I'm trying not to cry; Kurt Vonnegut is gone. Oh, shit. I am crying. This man changed my life, my perspective. He offered visions of things I'd never seen before but applied values to them that I shared. He was absurd, he was satiricle, he was obscene, he was creative, he was cranky, he was funny. The world will be a much more mundane place without him.
I discovered his writing in my first quarter of my first year in college. I was hesitant at first to read his most famous book called Slaughterhouse Five, since I am highly squeamish and overly sensitive to violence. So I started with Slapstick instead. I'd never read anything like it. I had spent most of my time in high school reading run-of-the mill fantasy books and some science fiction, but this book pushed me into an absurd world that I loved. It opened up my mind to the vast limitlessness of the imagination and the great value of the whimsical.
I read every book of his I could get my hands on. At the same time, I began reading John Irving's works with the same obsession, only to later find out that Vonnegut was Irving's graduate school advisor when they were both at University of Iowa's Writer's Workshop. I loved the stories of them hanging out together that I read in John Irving's memoirs. I would have loved to have had the chance to listen in on a conversation between those two.

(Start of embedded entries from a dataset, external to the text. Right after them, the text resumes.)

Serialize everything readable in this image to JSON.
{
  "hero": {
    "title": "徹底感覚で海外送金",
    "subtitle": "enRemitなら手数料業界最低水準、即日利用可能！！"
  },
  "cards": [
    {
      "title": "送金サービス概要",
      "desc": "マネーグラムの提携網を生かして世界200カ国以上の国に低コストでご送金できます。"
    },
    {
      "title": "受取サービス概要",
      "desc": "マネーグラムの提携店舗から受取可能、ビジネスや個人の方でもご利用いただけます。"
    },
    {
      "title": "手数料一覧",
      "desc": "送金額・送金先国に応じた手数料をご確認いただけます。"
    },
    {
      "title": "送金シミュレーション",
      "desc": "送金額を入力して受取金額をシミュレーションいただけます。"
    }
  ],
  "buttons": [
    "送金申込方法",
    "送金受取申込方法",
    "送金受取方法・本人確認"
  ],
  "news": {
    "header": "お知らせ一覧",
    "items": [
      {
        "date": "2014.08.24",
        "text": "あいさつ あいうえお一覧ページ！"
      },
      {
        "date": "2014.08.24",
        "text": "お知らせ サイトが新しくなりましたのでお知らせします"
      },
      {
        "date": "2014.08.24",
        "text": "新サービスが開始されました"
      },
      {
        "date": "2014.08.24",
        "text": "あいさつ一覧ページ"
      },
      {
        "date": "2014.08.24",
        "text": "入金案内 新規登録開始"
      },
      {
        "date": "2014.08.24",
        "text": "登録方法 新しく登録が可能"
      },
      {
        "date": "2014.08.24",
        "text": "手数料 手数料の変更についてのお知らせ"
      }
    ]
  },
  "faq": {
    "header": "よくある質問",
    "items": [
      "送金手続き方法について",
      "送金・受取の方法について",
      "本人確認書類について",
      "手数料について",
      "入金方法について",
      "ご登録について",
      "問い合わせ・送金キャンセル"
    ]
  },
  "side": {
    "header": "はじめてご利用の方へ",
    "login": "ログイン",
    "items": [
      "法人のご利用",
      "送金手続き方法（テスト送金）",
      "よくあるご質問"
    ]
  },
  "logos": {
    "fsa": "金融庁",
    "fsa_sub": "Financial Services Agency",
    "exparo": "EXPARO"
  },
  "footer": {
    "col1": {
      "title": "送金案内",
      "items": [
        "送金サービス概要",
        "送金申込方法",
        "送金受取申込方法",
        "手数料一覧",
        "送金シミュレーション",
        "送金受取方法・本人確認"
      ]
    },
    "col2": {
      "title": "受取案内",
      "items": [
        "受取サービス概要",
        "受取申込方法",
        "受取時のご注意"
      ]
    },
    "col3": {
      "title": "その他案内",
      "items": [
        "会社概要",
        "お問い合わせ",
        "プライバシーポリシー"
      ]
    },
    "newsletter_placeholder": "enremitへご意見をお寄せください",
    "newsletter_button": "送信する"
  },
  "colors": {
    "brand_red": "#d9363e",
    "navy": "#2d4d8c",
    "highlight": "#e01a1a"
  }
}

Goodbye, Kurt Vonnegut. We grieve for you today. We have lost your voice of reason, your moral outrage, your sense of humor, your lovely wrinkly face, your imagination, your grasp of the ironic, your vision, your heart, and your wisdom. Thank you for all you have given us; God willing, we will preserve it.